Staunton, October 19 – The experience of the European countries may provide a useful model for Russia to overcome its imperial complexes, Vladislav Inozemtsev says. As they yielded their colonies, they formed a new “empire” in the form of what is today known as the European Union.
“The formation of the institutions of a united Europe not accidently corresponded in time with the most active phase of decolonization,” the Russian commentator says. “Having lost their empires, the Europeans had an additional reason for coming together and forming a substitute for a powerful super-state” (afterempire.info/2017/10/18/north-empire/).
The Europeans recognized that without their former empires and without some new structure, they would face the threat of being “driven to the political periphery” of the world by other powers such as the US, Russia and China. To that end, Inozemtsev says, they developed a “seduction-based Empire” designed to attract others not as subjects of themselves but as partners.
“At the beginning of the 21st century, the two most important continental countries – Germany and France – became the owners of ‘a controlling interest’ in an all-European ‘empire,’ having buried in this way their own imperial ambitions. Something similar,” the commentator says, “could be the only ‘good outcome’ for the Russian empire as well.”
Inozemtsev continues: “For this Russia itself and its ‘partners’ (as correctly President Putin puts in quotation marks) must consider several historical and factual circumstances.” Among the most important of these is that Russia, like the US, is both part and an extensive of Europe.
Those two “’borderlands’ of Europe,” he argues, “could not fail to clash as soon as they felt in themselves military and economic superiority over the metropolis.” Russians argue whether they are East or West, but in reality, they are first of all part of the North – “for a long time, like other European empires was an instrument of the North’s dominance over the South.”
That could become the source of “a new ‘imperial strategy’” for Russia, Europe and the US in the coming century, Inozemtsev says. Such a combination could unite the North and ensure its continuing domination over the South and the ability to counter challenges emanating from that region.
“Russia and the US/Canada could become countries which would dominate the Pacific from the North. Europe would retain its military political defense as provided by the US and could at the same time gain access to Russia’s resources.
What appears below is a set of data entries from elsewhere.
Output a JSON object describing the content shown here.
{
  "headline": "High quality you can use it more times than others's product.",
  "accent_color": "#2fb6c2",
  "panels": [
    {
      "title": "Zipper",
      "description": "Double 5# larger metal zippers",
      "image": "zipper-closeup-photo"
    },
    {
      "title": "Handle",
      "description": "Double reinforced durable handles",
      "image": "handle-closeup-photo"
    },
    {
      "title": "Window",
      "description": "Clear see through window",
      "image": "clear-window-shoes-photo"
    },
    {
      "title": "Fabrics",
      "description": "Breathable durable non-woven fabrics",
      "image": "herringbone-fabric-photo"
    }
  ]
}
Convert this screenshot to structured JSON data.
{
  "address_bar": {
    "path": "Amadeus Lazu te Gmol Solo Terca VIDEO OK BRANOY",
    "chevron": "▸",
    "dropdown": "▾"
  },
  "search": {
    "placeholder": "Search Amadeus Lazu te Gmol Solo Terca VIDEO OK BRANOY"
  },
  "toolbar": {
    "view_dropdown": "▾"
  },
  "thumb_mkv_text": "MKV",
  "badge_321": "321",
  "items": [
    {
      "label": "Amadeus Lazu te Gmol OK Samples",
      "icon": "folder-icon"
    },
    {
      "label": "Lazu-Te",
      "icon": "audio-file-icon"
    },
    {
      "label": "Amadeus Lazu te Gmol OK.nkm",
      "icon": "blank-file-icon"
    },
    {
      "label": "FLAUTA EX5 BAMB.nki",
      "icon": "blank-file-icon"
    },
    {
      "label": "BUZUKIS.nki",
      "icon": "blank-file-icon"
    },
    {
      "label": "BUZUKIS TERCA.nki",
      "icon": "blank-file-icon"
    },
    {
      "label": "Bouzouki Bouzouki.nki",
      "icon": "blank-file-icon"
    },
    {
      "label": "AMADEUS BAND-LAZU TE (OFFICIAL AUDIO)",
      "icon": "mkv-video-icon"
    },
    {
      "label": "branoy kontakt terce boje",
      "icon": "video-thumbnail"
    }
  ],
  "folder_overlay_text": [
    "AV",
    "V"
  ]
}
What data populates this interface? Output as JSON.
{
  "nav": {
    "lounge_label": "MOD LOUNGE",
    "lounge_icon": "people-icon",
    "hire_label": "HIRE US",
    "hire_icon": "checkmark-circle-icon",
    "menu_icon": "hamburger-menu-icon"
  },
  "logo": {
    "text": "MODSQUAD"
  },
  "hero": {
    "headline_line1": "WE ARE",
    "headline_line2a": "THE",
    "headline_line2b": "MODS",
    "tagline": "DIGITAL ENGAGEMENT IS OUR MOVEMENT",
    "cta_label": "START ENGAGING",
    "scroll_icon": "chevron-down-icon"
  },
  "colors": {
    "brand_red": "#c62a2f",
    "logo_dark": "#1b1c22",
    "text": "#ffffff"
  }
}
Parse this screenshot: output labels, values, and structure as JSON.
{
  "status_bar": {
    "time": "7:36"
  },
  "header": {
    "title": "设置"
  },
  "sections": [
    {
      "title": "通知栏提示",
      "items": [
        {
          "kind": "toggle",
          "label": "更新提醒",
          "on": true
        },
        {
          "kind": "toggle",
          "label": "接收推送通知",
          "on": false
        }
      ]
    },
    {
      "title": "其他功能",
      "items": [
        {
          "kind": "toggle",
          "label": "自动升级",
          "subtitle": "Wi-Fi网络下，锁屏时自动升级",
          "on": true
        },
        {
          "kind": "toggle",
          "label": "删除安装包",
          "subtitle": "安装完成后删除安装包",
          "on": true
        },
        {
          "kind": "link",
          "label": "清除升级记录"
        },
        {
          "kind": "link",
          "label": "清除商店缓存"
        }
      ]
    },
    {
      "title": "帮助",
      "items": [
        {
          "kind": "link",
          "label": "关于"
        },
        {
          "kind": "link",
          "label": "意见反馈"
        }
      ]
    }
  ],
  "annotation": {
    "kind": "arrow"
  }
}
“In other words,” he continues, “if Rusisa can’t escape from dreams about its imperial nature and from the sufferings over the loss of empire, the single way out of the existing situation as the experiences of the former European empires show is integration in or the creation from nothing of a still larger empire.”
Russia’s participation in such a new “imperial” project would “make it more prepared to meet the challenges which can come from the South,” challenges that Russia is confronted by more directly than the other two parts of such a project. But “the synergy” of such a system could be useful for the other two participants.
Not only would they gain mutual support but they would find that Russia would be able to change in ways that they have indicated they want it to. If Russia can’t stop being attached to an imperial vision of itself, it might be led to redefine this in order that it not decay into an entity on the periphery of the other powers.